The stories of migrants are usually associated with great tragedy, especially when it comes to perilous sea crossings on the Mediterranean. But two entrepreneurs in Berlin hope to change that narrative by turning rubber boats used by migrants into stylish bags.
There are tens of thousands of refugees who in the past few years have had to take on extremely dangerous journeys in hopes of reaching Europe. While many of them have managed to reach the shores of countries like Greece and Italy, many others lost their lives while trying to navigate the perilous waters of the Mediterranean Sea in improvised sea vessels.
With pictures of overcrowded rubber dinghies at sea making headlines since the height of the refugee crisis in 2015, the idea of trying to challenge and change perceptions about these makeshift boats seems almost absurd; many people associate nothing but floating death traps with those rubber boats, with more than 3,000 migrants dying while attempting to cross the Mediterranean last year alone.

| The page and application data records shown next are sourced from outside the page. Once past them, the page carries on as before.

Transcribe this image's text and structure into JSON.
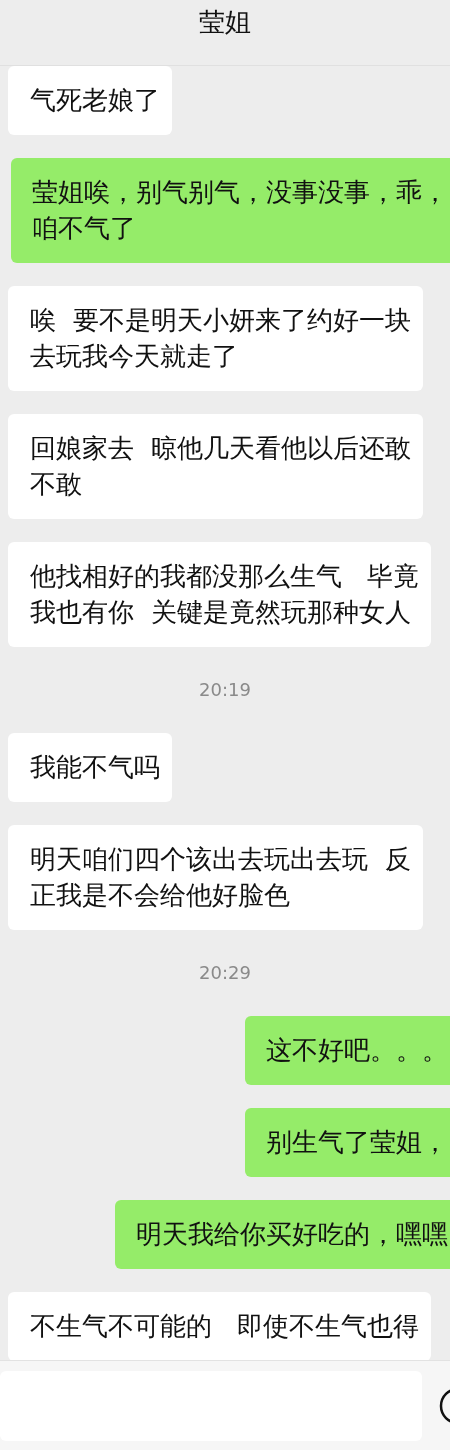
{
  "header": {
    "title": "莹姐"
  },
  "messages": [
    {
      "kind": "received",
      "lines": [
        "气死老娘了"
      ]
    },
    {
      "kind": "sent",
      "lines": [
        "莹姐唉，别气别气，没事没事，乖，",
        "咱不气了"
      ]
    },
    {
      "kind": "received",
      "lines": [
        "唉  要不是明天小妍来了约好一块",
        "去玩我今天就走了"
      ]
    },
    {
      "kind": "received",
      "lines": [
        "回娘家去  晾他几天看他以后还敢",
        "不敢"
      ]
    },
    {
      "kind": "received",
      "lines": [
        "他找相好的我都没那么生气   毕竟",
        "我也有你  关键是竟然玩那种女人"
      ]
    },
    {
      "kind": "time",
      "lines": [
        "20:19"
      ]
    },
    {
      "kind": "received",
      "lines": [
        "我能不气吗"
      ]
    },
    {
      "kind": "received",
      "lines": [
        "明天咱们四个该出去玩出去玩  反",
        "正我是不会给他好脸色"
      ]
    },
    {
      "kind": "time",
      "lines": [
        "20:29"
      ]
    },
    {
      "kind": "sent",
      "lines": [
        "这不好吧。。。"
      ]
    },
    {
      "kind": "sent",
      "lines": [
        "别生气了莹姐，"
      ]
    },
    {
      "kind": "sent",
      "lines": [
        "明天我给你买好吃的，嘿嘿"
      ]
    },
    {
      "kind": "received",
      "lines": [
        "不生气不可能的   即使不生气也得"
      ]
    }
  ]
}
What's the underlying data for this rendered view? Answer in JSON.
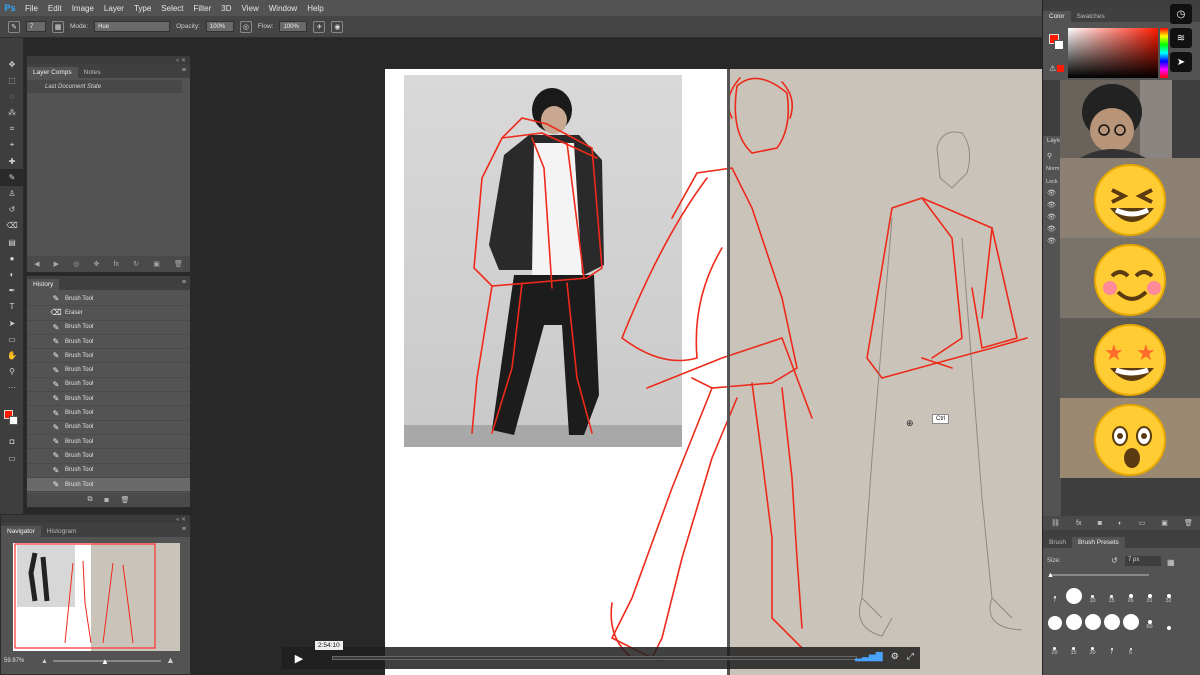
{
  "app": {
    "logo": "Ps"
  },
  "menu": [
    "File",
    "Edit",
    "Image",
    "Layer",
    "Type",
    "Select",
    "Filter",
    "3D",
    "View",
    "Window",
    "Help"
  ],
  "options_bar": {
    "brush_size": "7",
    "mode_label": "Mode:",
    "mode_value": "Hue",
    "opacity_label": "Opacity:",
    "opacity_value": "100%",
    "flow_label": "Flow:",
    "flow_value": "100%"
  },
  "layer_comps_panel": {
    "tabs": [
      "Layer Comps",
      "Notes"
    ],
    "items": [
      "Last Document State"
    ]
  },
  "history_panel": {
    "title": "History",
    "items": [
      "Brush Tool",
      "Eraser",
      "Brush Tool",
      "Brush Tool",
      "Brush Tool",
      "Brush Tool",
      "Brush Tool",
      "Brush Tool",
      "Brush Tool",
      "Brush Tool",
      "Brush Tool",
      "Brush Tool",
      "Brush Tool",
      "Brush Tool"
    ]
  },
  "navigator_panel": {
    "tabs": [
      "Navigator",
      "Histogram"
    ],
    "zoom": "59.87%"
  },
  "canvas": {
    "tooltip": "Ctrl"
  },
  "video": {
    "time": "2:54:10"
  },
  "right_panels": {
    "color_tabs": [
      "Color",
      "Swatches"
    ],
    "layers_tab_partial": "Laye",
    "layers_mode_partial": "Norm",
    "layers_lock_partial": "Lock",
    "brush_tabs": [
      "Brush",
      "Brush Presets"
    ],
    "size_label": "Size:",
    "size_value": "7 px",
    "brush_preset_sizes_row1": [
      "7",
      "",
      "10",
      "15",
      "26",
      "31",
      "32"
    ],
    "brush_preset_sizes_row3": [
      "20",
      "15",
      "30",
      "7",
      "5"
    ],
    "brush_preset_sizes_row2_end": "60"
  },
  "reactions": {
    "emojis": [
      "grinning-squinting",
      "smiling-blush",
      "star-struck",
      "astonished"
    ]
  },
  "colors": {
    "foreground": "#ff1a00",
    "background": "#ffffff",
    "sketch_red": "#ee2a1a",
    "panel": "#535353"
  }
}
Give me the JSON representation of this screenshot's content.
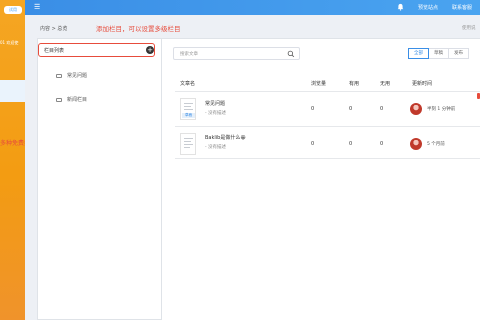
{
  "strip": {
    "badge": "试用",
    "side_text": "01 欢迎使",
    "promo": "多种免费插件"
  },
  "topbar": {
    "menu_glyph": "☰",
    "link_site": "预览站点",
    "link_service": "联系客服"
  },
  "breadcrumb": {
    "path": "内容 > 总览",
    "help": "使用说"
  },
  "annotation": {
    "add_column_hint": "添加栏目，可以设置多级栏目"
  },
  "columns": {
    "header": "栏目列表",
    "add_glyph": "+",
    "items": [
      {
        "label": "常见问题"
      },
      {
        "label": "新闻栏目"
      }
    ]
  },
  "search": {
    "placeholder": "搜索文章"
  },
  "filters": [
    {
      "label": "全部",
      "active": true
    },
    {
      "label": "草稿",
      "active": false
    },
    {
      "label": "发布",
      "active": false
    }
  ],
  "table": {
    "headers": {
      "name": "文章名",
      "views": "浏览量",
      "useful": "有用",
      "useless": "无用",
      "updated": "更新时间"
    },
    "rows": [
      {
        "title": "常见问题",
        "desc": "- 没有描述",
        "thumb_tag": "草稿",
        "views": "0",
        "useful": "0",
        "useless": "0",
        "updated": "半刻 1 分钟前"
      },
      {
        "title": "Baklib是做什么😀",
        "desc": "- 没有描述",
        "thumb_tag": "",
        "views": "0",
        "useful": "0",
        "useless": "0",
        "updated": "5 个月前"
      }
    ]
  },
  "colors": {
    "accent_blue": "#3a8ee6",
    "strip_orange": "#f5a623",
    "annotation_red": "#e74c3c"
  },
  "icons": {
    "menu": "menu-icon",
    "bell": "bell-icon",
    "search": "search-icon",
    "add": "add-circle-icon",
    "folder": "folder-icon",
    "avatar": "avatar"
  }
}
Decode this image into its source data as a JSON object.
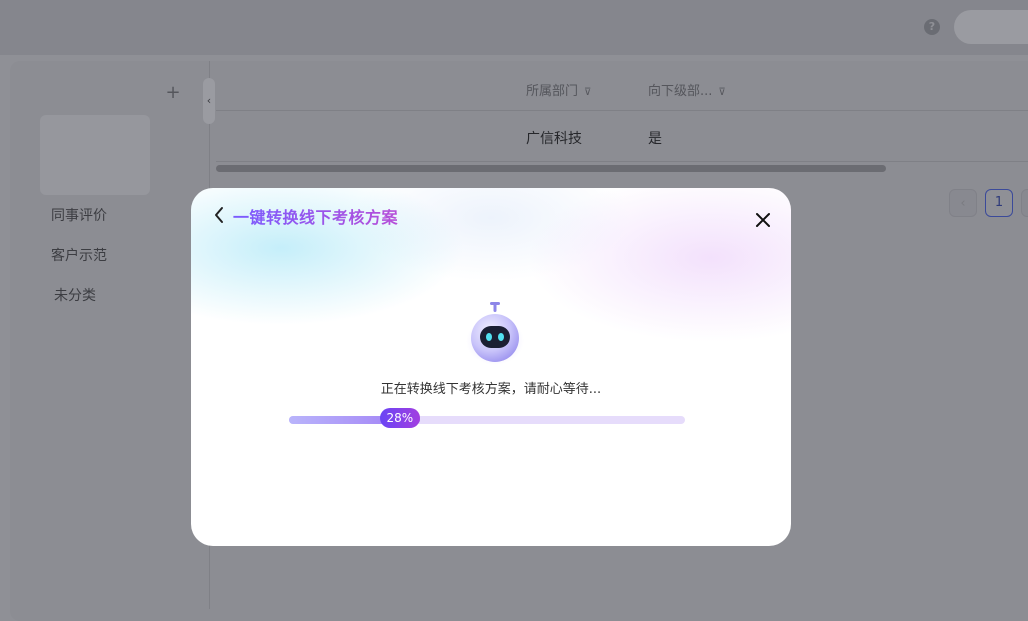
{
  "background": {
    "help_icon": "?",
    "categories": [
      "同事评价",
      "客户示范",
      "未分类"
    ],
    "table": {
      "headers": [
        "所属部门",
        "向下级部..."
      ],
      "row": [
        "广信科技",
        "是"
      ]
    },
    "pagination": {
      "current": "1"
    }
  },
  "modal": {
    "title": "一键转换线下考核方案",
    "status": "正在转换线下考核方案，请耐心等待...",
    "progress_fraction": 0.28,
    "progress_label": "28%"
  },
  "colors": {
    "accent": "#7a5cff",
    "accent_end": "#b64fd8",
    "overlay": "#8f9096"
  }
}
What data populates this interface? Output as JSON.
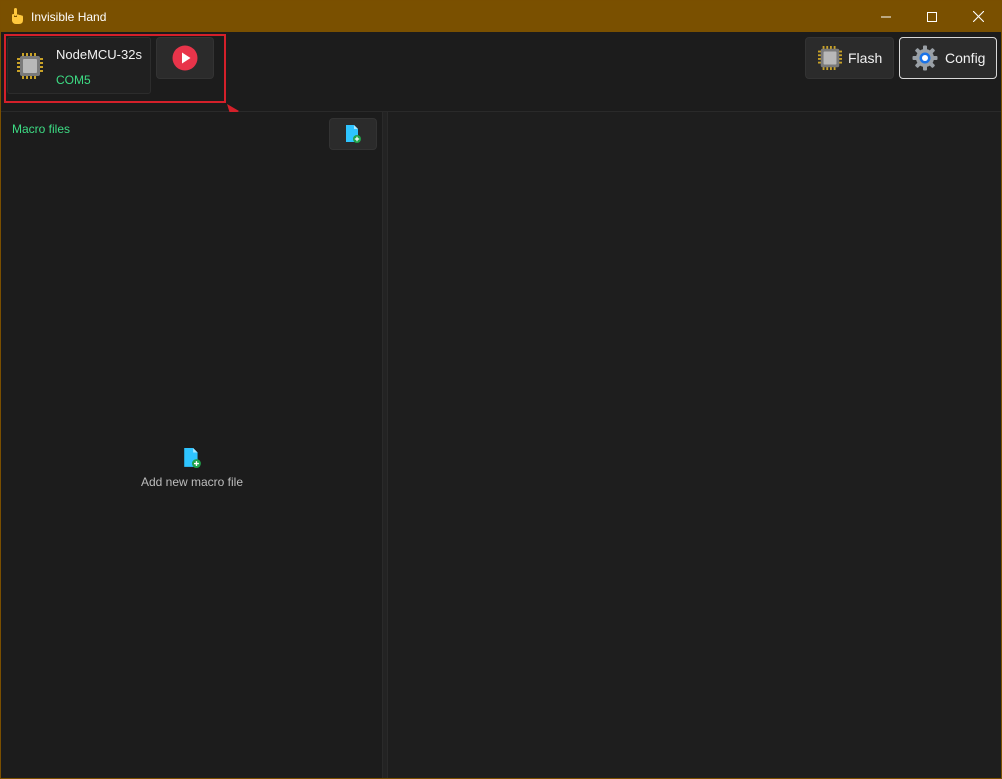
{
  "window": {
    "title": "Invisible Hand",
    "icon": "hand-pointer-icon",
    "controls": [
      "minimize-icon",
      "maximize-icon",
      "close-icon"
    ]
  },
  "toolbar": {
    "device": {
      "name": "NodeMCU-32s",
      "port": "COM5",
      "icon": "chip-icon"
    },
    "run_icon": "play-icon",
    "flash_label": "Flash",
    "config_label": "Config"
  },
  "macro_panel": {
    "title": "Macro files",
    "new_file_icon": "add-file-icon",
    "empty_text": "Add new macro file"
  },
  "colors": {
    "titlebar": "#7a5000",
    "accent_green": "#3ddc84",
    "play_red": "#e8344a",
    "annotation_red": "#d4202a",
    "file_icon_cyan": "#2ec4ff"
  }
}
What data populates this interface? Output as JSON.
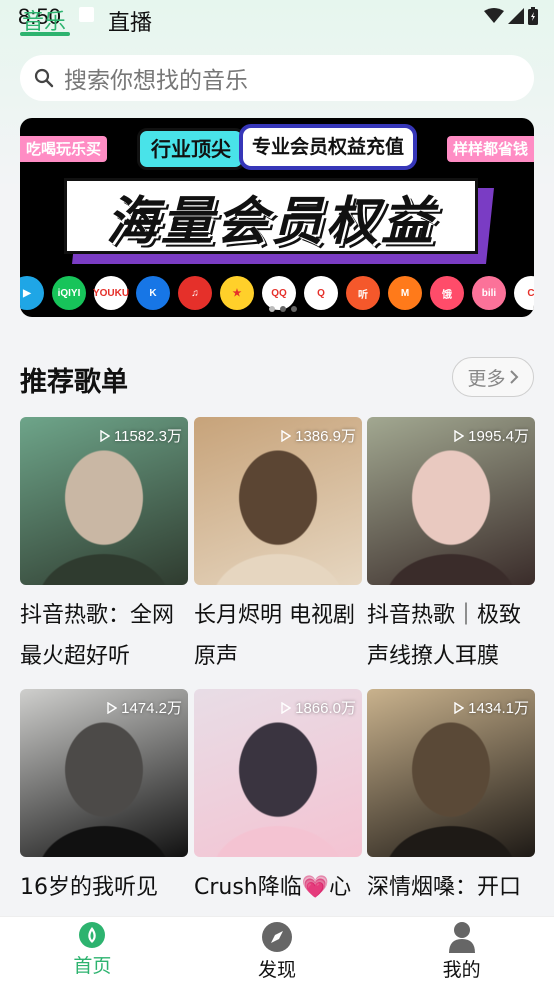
{
  "status_bar": {
    "time": "8:50"
  },
  "tabs": {
    "music": "音乐",
    "live": "直播"
  },
  "search": {
    "placeholder": "搜索你想找的音乐"
  },
  "banner": {
    "tag_left": "吃喝玩乐买",
    "tag_right": "样样都省钱",
    "pill_1": "行业顶尖",
    "pill_2": "专业会员权益充值",
    "headline": "海量会员权益",
    "partner_icons": [
      {
        "name": "play-logo",
        "color": "#1fa6e6",
        "text": "▶"
      },
      {
        "name": "iqiyi-logo",
        "color": "#17c45a",
        "text": "iQIYI"
      },
      {
        "name": "youku-logo",
        "color": "#ffffff",
        "text": "YOUKU"
      },
      {
        "name": "kugou-logo",
        "color": "#1776e6",
        "text": "K"
      },
      {
        "name": "netease-music-logo",
        "color": "#e5302a",
        "text": "♫"
      },
      {
        "name": "mango-logo",
        "color": "#ffd02a",
        "text": "★"
      },
      {
        "name": "qq-logo",
        "color": "#ffffff",
        "text": "QQ"
      },
      {
        "name": "qq-music-logo",
        "color": "#ffffff",
        "text": "Q"
      },
      {
        "name": "ximalaya-logo",
        "color": "#f5582b",
        "text": "听"
      },
      {
        "name": "mgtv-logo",
        "color": "#ff7a1a",
        "text": "M"
      },
      {
        "name": "ele-logo",
        "color": "#ff4c6a",
        "text": "饿"
      },
      {
        "name": "bilibili-logo",
        "color": "#fb7299",
        "text": "bili"
      },
      {
        "name": "extra-logo",
        "color": "#ffffff",
        "text": "C"
      }
    ]
  },
  "recommend": {
    "title": "推荐歌单",
    "more_label": "更多",
    "playlists": [
      {
        "title": "抖音热歌：全网最火超好听",
        "plays": "11582.3万",
        "colors": [
          "#6ea58a",
          "#c9b7a4",
          "#2f3b2f"
        ]
      },
      {
        "title": "长月烬明 电视剧原声",
        "plays": "1386.9万",
        "colors": [
          "#c7a37a",
          "#5b4533",
          "#e6d6c0"
        ]
      },
      {
        "title": "抖音热歌｜极致声线撩人耳膜",
        "plays": "1995.4万",
        "colors": [
          "#a2a891",
          "#e9c9c0",
          "#3a2c2a"
        ]
      },
      {
        "title": "16岁的我听见",
        "plays": "1474.2万",
        "colors": [
          "#cfcfcd",
          "#4c4a48",
          "#111111"
        ]
      },
      {
        "title": "Crush降临💗心",
        "plays": "1866.0万",
        "colors": [
          "#e8dde6",
          "#3a3440",
          "#f4c3d2"
        ]
      },
      {
        "title": "深情烟嗓：开口",
        "plays": "1434.1万",
        "colors": [
          "#c9b28d",
          "#5a4937",
          "#1e1a16"
        ]
      }
    ]
  },
  "bottom_nav": [
    {
      "label": "首页",
      "icon": "home-icon",
      "active": true
    },
    {
      "label": "发现",
      "icon": "compass-icon",
      "active": false
    },
    {
      "label": "我的",
      "icon": "user-icon",
      "active": false
    }
  ],
  "colors": {
    "accent": "#2db36f",
    "banner_bg": "#000000",
    "purple": "#7a3cc4"
  }
}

Bags out of rubber boats
But two Berlin-based social activists are hoping to use their fashion initiative to get people to rethink that narrative of the refugee crisis: Nora Azzaoui, 31, and Vera Günther, 31, founded "Mimycri" – a non-profit association that makes bags and backpacks out of leftover rubber materials from boats used by migrants on their journeys to Europe. Their products are stylish, practical, enduring. But above all, they tell stories – not just of suffering, but of much more.
"On (the Greek Island of) Chios on the beaches, all the plastic is just lying around from the broken boats," Günther explains.
"We want to process the plastic waste that lies on beaches in Greece into something new."
From trash to treasure
The idea seems as bold as it is simple: making bags from materials that would otherwise be discarded and thus widening the circle of people that are part of the story of those materials. And with Mimycri also hiring migrants in their workshop to make their products, the small company is not only turning trash into treasure but also helping to build new lives.
"We want to create new job opportunities for the people who came as newcomers and have great talents," Vera Günther stresses.
One of the people working as part of the team is Abid, a migrant from Pakistan, who is in charge of stitching the bags together using an industrial sowing machine. The 35-year-old knows the material that passes through his hands each day quite well: not only was he forced to get on a rubber dinghy himself as part of his journey to Europe in 2015, he was also put in charge of steering the vessel in the direction of the Greek Isles with nearly 50 people inside it. The vessel almost capsized.
"Sometimes I think of it when I hold this material in my hand. But that's past. I live now through this work," Abid said in an interview with the UN Refugee Agency, UNHCR.
On any given day, the rubber that he stitches together could just be from the boat that he was on, linking his old life to his present. But Abid is adamant that despite this emotional charge, he actually loves his job: "I make a lot of things, beautiful things, and people use them," he says.
Other than Abid, there is also a product manager from Iran, a tailor from Syria, a designer from Turkey in addition to other several other nationals from various EU countries, who are all on board the project together. Mimycri is a truly international work environment right in the midst of Berlin's Prenzlauer Berg district that embraces diversity and supports people from different walks of life coming together to change perceptions about one of the biggest narratives of our times.
Upcycling a tragedy
While some might find the idea of the bags a bit macabre, the team behind Mimycri acknowledge that they have a responsibility to handle their products delicately in order to achieve a real change in perception: "What's important is to be able to change people's views in a way that they see that not everything is what it seems to be at first sight," Azzaoui told DW in a past interview.
The initiative also stands out for its ecological considerations. It is the epitome of upcycling, going to great lengths to preserve a fabric that would otherwise eventually end up in a garbage dump – a fabric that has shaped the course of Europe's contemporary history.
Nora Azzaoui explains that when she saw all the leftover rubber boats of the Greek island of Chios, while she was volunteering there in 2015 and 2016, she started to think about "how can we use this material?"
"And the most natural thing that came to mind was to use this material to make long-lasting bags out of it. This resource carries a story full of hope and full of tragedy at the same time, but our belief is that nobody will be helped if we leave this waste as waste."
Günther adds that Mimycri makes "history tangible by introducing this material in the form of a bag into our society."